Something I kept thinking about as I read the second chapter is the importance of choice by readers of digital text. We often talk about choice in terms of encouraging students to self-select text, but it seems to me that this idea of choice really explodes with digital text. Within one "text" students are faced with a multitude of choices about hyperlinks to follow and different routes to take through the reading. It does seem like Rosenblatt's ideas on reader response and interaction with text to create meaning become much more complex when readers can take their reading of a digital text down different paths.  I'm curious about the challenges this creates for the instructor and instruction. If some readers choose not to follow certain hyperlinks, will it become difficult to have whole-class discussions of readings? In theory, students may be reading different texts based upon the paths they select. Actually, as I think about this, I can imagine it leading to richer conversations in class. It would allow students to discuss which links they chose to follow, and they could share the additional information they gathered by following these links. This could also lead to an interesting discussion in class about reading process and how/why they selected to follow certain links but not others.


  1. Thank you for your post, Laura.
    I just finished chapter two and the idea of choice jumped out at me too.
    I also noticed some other things:
    * The chapter started and ended with questions. This is my kind of chapter. :)
    * I enjoyed the juxtaposition between connected learning and connected reading, good-old-run-of-the-mill reading and digital reading. I found these similarities interesting and not surprising.
    * I was captured by what connected learning expects digital and social media to do for learning (page 26). These are my hopes too, for my teaching, I mean.
    * I was so excited by (what I think is) the golden sentence of this chapter: "for networked texts the reader must create the text itself by following links" (29).
    Much like you, Laura, I believe these student-created texts will enrich and encourage classroom discussion.

    I enjoyed your post, and I am looking forward to chapter three.
    Peace for your required reading. :)

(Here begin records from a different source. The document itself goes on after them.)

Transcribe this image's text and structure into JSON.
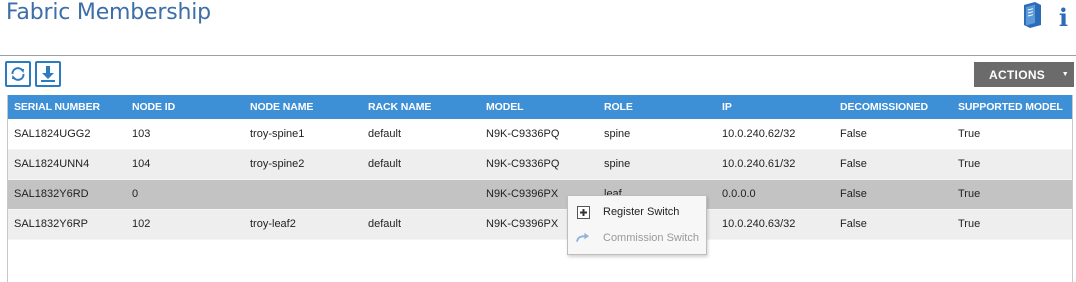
{
  "header": {
    "title": "Fabric Membership",
    "info_icon": "i"
  },
  "toolbar": {
    "refresh_icon": "refresh-icon",
    "download_icon": "download-icon",
    "actions_label": "ACTIONS",
    "actions_caret": "▼"
  },
  "table": {
    "columns": [
      "SERIAL NUMBER",
      "NODE ID",
      "NODE NAME",
      "RACK NAME",
      "MODEL",
      "ROLE",
      "IP",
      "DECOMISSIONED",
      "SUPPORTED MODEL"
    ],
    "rows": [
      [
        "SAL1824UGG2",
        "103",
        "troy-spine1",
        "default",
        "N9K-C9336PQ",
        "spine",
        "10.0.240.62/32",
        "False",
        "True"
      ],
      [
        "SAL1824UNN4",
        "104",
        "troy-spine2",
        "default",
        "N9K-C9336PQ",
        "spine",
        "10.0.240.61/32",
        "False",
        "True"
      ],
      [
        "SAL1832Y6RD",
        "0",
        "",
        "",
        "N9K-C9396PX",
        "leaf",
        "0.0.0.0",
        "False",
        "True"
      ],
      [
        "SAL1832Y6RP",
        "102",
        "troy-leaf2",
        "default",
        "N9K-C9396PX",
        "leaf",
        "10.0.240.63/32",
        "False",
        "True"
      ]
    ]
  },
  "context_menu": {
    "register_label": "Register Switch",
    "commission_label": "Commission Switch"
  },
  "colors": {
    "title": "#3c6ea8",
    "header_bg": "#3d8fd6",
    "selected_row": "#c3c3c3",
    "actions_bg": "#6b6b6b"
  }
}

  2. I was thinking about this too. I haven't gotten exact numbers from my students, but based on some conversations and some blank stares, it's apparent that some students do not know that hyperlinks exist. In one class last semester, I sent my students an email with a link to a reading. It said something like, "you can find the reading here," and "here" was a link to the reading. Zero of them clicked on the link, and when I asked in class why that was, those who at least looked at the email said they didn't realize that the underlined blue word was a link. Apparently linked reading is something that we need to deal with more explicitly than I would have thought. I do have my students construct texts with hyperlinks, particularly their final portfolio, where they must create links within their reflective statement to their writing samples.

    On the other hand, I have not assigned many readings with links within them. And thinking about my own reading practices, I almost never click on links in articles (with the exception of Wikipedia, where I almost always end up down a rabbit hole). This is something that I will be thinking more about as I plan for next year.